Continuing their ongoing string of lineup experiments, Melvins stalwarts Dale Crover and King Buzzo team up with Butthole Surfers' Paul Leary and J.D. Pinkus on Hold It In. With such a distinct sound, the band's various personnel changes often feel somewhat superfluous, offering a variation on their usual sound without altering things too far from the kind of sludgy goodness listeners have come to know and love. With the addition of Pinkus and Leary, however, it feels as though a very fundamental shift has occurred, taking the band's sound in some very different, and interesting, new directions. Although the album's opener, "Bride of Crankenstein," feels like classic Melvins with its constant assault of crunchy riffs and grimy production, Hold It In enjoys a radical change in tone on "You Can Make Me Wait," a laid-back rocker with a groovy, slacker vibe that leaves it feeling more like Ween than the Melvins. Meanwhile, "Eyes on You" finds the band doing a freaked-out impression of a straight-ahead blues-rock number, pairing a rowdy, stomping beat (with handclaps and all) with oddly paranoid vocals. Those songs were penned by Leary, and the decision to hand the control to someone else is a bold one on Crover and Buzzo's part.

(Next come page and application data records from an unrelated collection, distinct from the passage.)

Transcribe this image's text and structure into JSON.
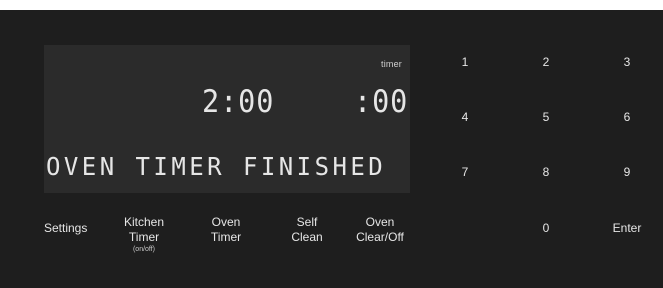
{
  "display": {
    "timer_label": "timer",
    "clock_time": "2:00",
    "timer_time": ":00",
    "message": "OVEN TIMER FINISHED"
  },
  "function_buttons": {
    "settings": "Settings",
    "kitchen_timer_line1": "Kitchen",
    "kitchen_timer_line2": "Timer",
    "kitchen_timer_sub": "(on/off)",
    "oven_timer_line1": "Oven",
    "oven_timer_line2": "Timer",
    "self_clean_line1": "Self",
    "self_clean_line2": "Clean",
    "oven_clear_line1": "Oven",
    "oven_clear_line2": "Clear/Off"
  },
  "keypad": {
    "k1": "1",
    "k2": "2",
    "k3": "3",
    "k4": "4",
    "k5": "5",
    "k6": "6",
    "k7": "7",
    "k8": "8",
    "k9": "9",
    "k0": "0",
    "enter": "Enter"
  }
}
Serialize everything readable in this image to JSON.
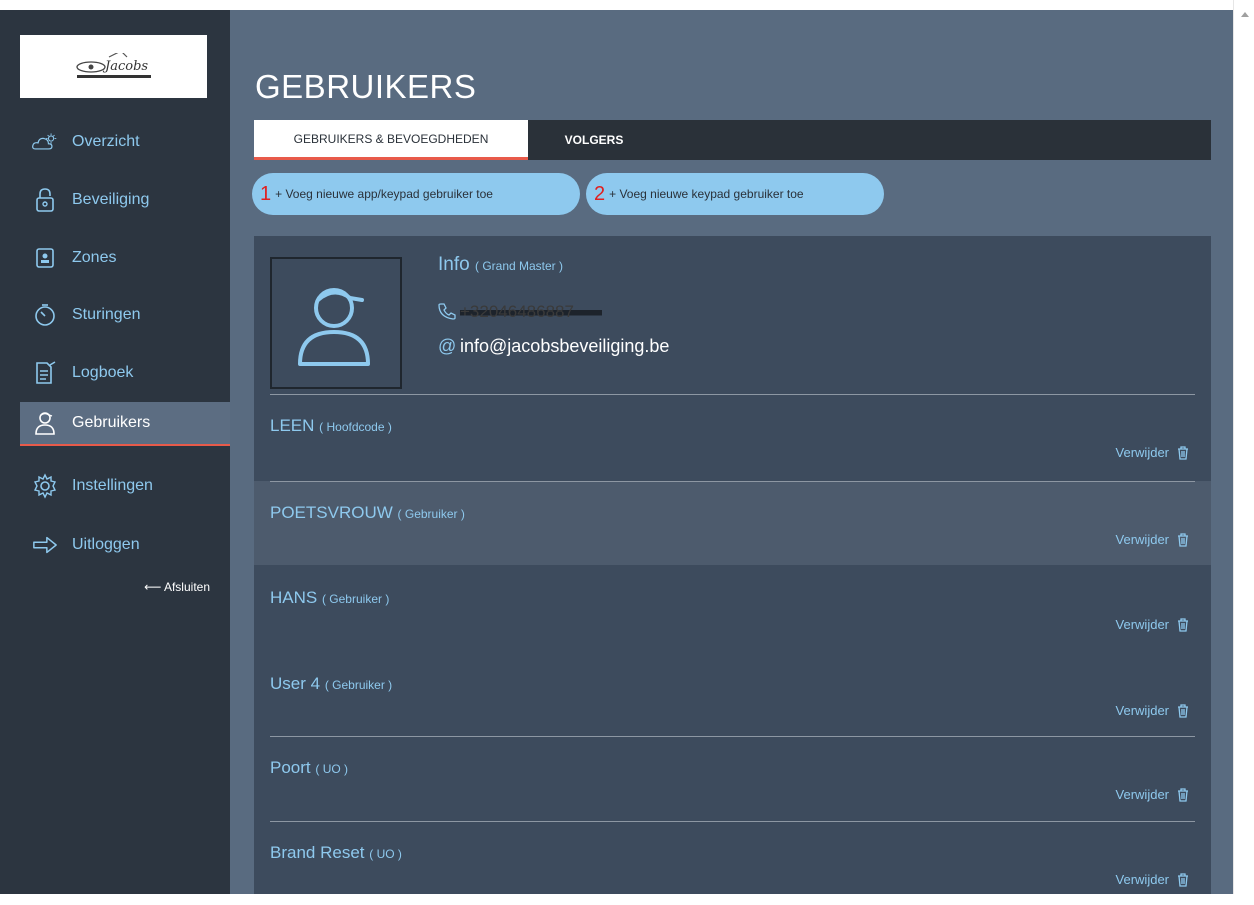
{
  "sidebar": {
    "logo_text": "Jacobs",
    "items": [
      {
        "label": "Overzicht",
        "icon": "cloud-sun-icon"
      },
      {
        "label": "Beveiliging",
        "icon": "lock-icon"
      },
      {
        "label": "Zones",
        "icon": "zone-icon"
      },
      {
        "label": "Sturingen",
        "icon": "timer-icon"
      },
      {
        "label": "Logboek",
        "icon": "logbook-icon"
      },
      {
        "label": "Gebruikers",
        "icon": "user-icon",
        "active": true
      },
      {
        "label": "Instellingen",
        "icon": "gear-icon"
      },
      {
        "label": "Uitloggen",
        "icon": "logout-arrow-icon"
      }
    ],
    "close_label": "⟵ Afsluiten"
  },
  "main": {
    "title": "GEBRUIKERS",
    "tabs": [
      {
        "label": "GEBRUIKERS & BEVOEGDHEDEN",
        "active": true
      },
      {
        "label": "VOLGERS",
        "active": false
      }
    ],
    "add_buttons": [
      {
        "number": "1",
        "label": "+ Voeg nieuwe app/keypad gebruiker toe"
      },
      {
        "number": "2",
        "label": "+ Voeg nieuwe keypad gebruiker toe"
      }
    ]
  },
  "grand_master": {
    "name": "Info",
    "role": "( Grand Master )",
    "phone": "+32046486887",
    "email": "info@jacobsbeveiliging.be"
  },
  "users": [
    {
      "name": "LEEN",
      "role": "( Hoofdcode )",
      "delete_label": "Verwijder"
    },
    {
      "name": "POETSVROUW",
      "role": "( Gebruiker )",
      "delete_label": "Verwijder"
    },
    {
      "name": "HANS",
      "role": "( Gebruiker )",
      "delete_label": "Verwijder"
    },
    {
      "name": "User 4",
      "role": "( Gebruiker )",
      "delete_label": "Verwijder"
    },
    {
      "name": "Poort",
      "role": "( UO )",
      "delete_label": "Verwijder"
    },
    {
      "name": "Brand Reset",
      "role": "( UO )",
      "delete_label": "Verwijder"
    }
  ],
  "colors": {
    "sidebar_bg": "#2c3540",
    "main_bg": "#596b80",
    "panel_bg": "#3d4b5d",
    "accent_blue": "#8ec9ee",
    "accent_red": "#e85a4a"
  }
}
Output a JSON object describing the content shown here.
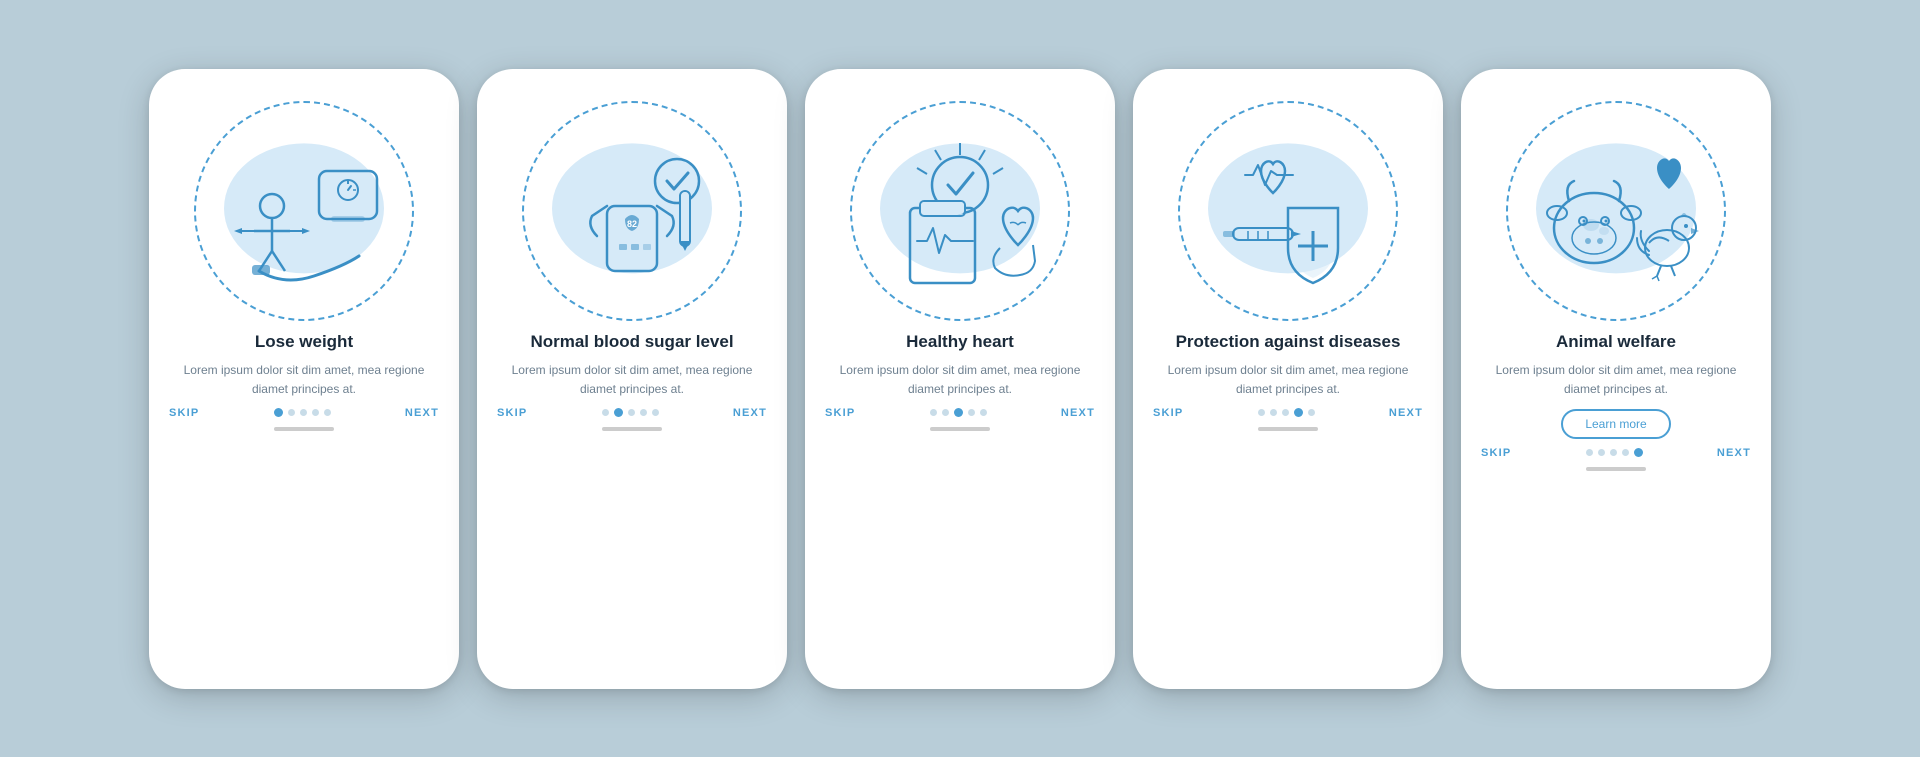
{
  "screens": [
    {
      "id": "lose-weight",
      "title": "Lose weight",
      "body": "Lorem ipsum dolor sit dim amet, mea regione diamet principes at.",
      "dots": [
        true,
        false,
        false,
        false,
        false
      ],
      "activeIndex": 0,
      "showLearnMore": false,
      "skip_label": "SKIP",
      "next_label": "NEXT"
    },
    {
      "id": "blood-sugar",
      "title": "Normal blood sugar level",
      "body": "Lorem ipsum dolor sit dim amet, mea regione diamet principes at.",
      "dots": [
        false,
        true,
        false,
        false,
        false
      ],
      "activeIndex": 1,
      "showLearnMore": false,
      "skip_label": "SKIP",
      "next_label": "NEXT"
    },
    {
      "id": "healthy-heart",
      "title": "Healthy heart",
      "body": "Lorem ipsum dolor sit dim amet, mea regione diamet principes at.",
      "dots": [
        false,
        false,
        true,
        false,
        false
      ],
      "activeIndex": 2,
      "showLearnMore": false,
      "skip_label": "SKIP",
      "next_label": "NEXT"
    },
    {
      "id": "protection",
      "title": "Protection against diseases",
      "body": "Lorem ipsum dolor sit dim amet, mea regione diamet principes at.",
      "dots": [
        false,
        false,
        false,
        true,
        false
      ],
      "activeIndex": 3,
      "showLearnMore": false,
      "skip_label": "SKIP",
      "next_label": "NEXT"
    },
    {
      "id": "animal-welfare",
      "title": "Animal welfare",
      "body": "Lorem ipsum dolor sit dim amet, mea regione diamet principes at.",
      "dots": [
        false,
        false,
        false,
        false,
        true
      ],
      "activeIndex": 4,
      "showLearnMore": true,
      "learn_more_label": "Learn more",
      "skip_label": "SKIP",
      "next_label": "NEXT"
    }
  ]
}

Though the album contains plenty of odd twists and turns, there's enough of the old Melvins to keep things from straying too far from home, offering more than a few comforting oases for listeners to refresh themselves before they head out to explore some of Hold It In's weirder moments, making for a mix of the strange and the familiar that feels like classic Melvins without necessarily sounding like the bandmembers are borrowing ideas from themselves.
Hold It In Review
by Gregory Heaney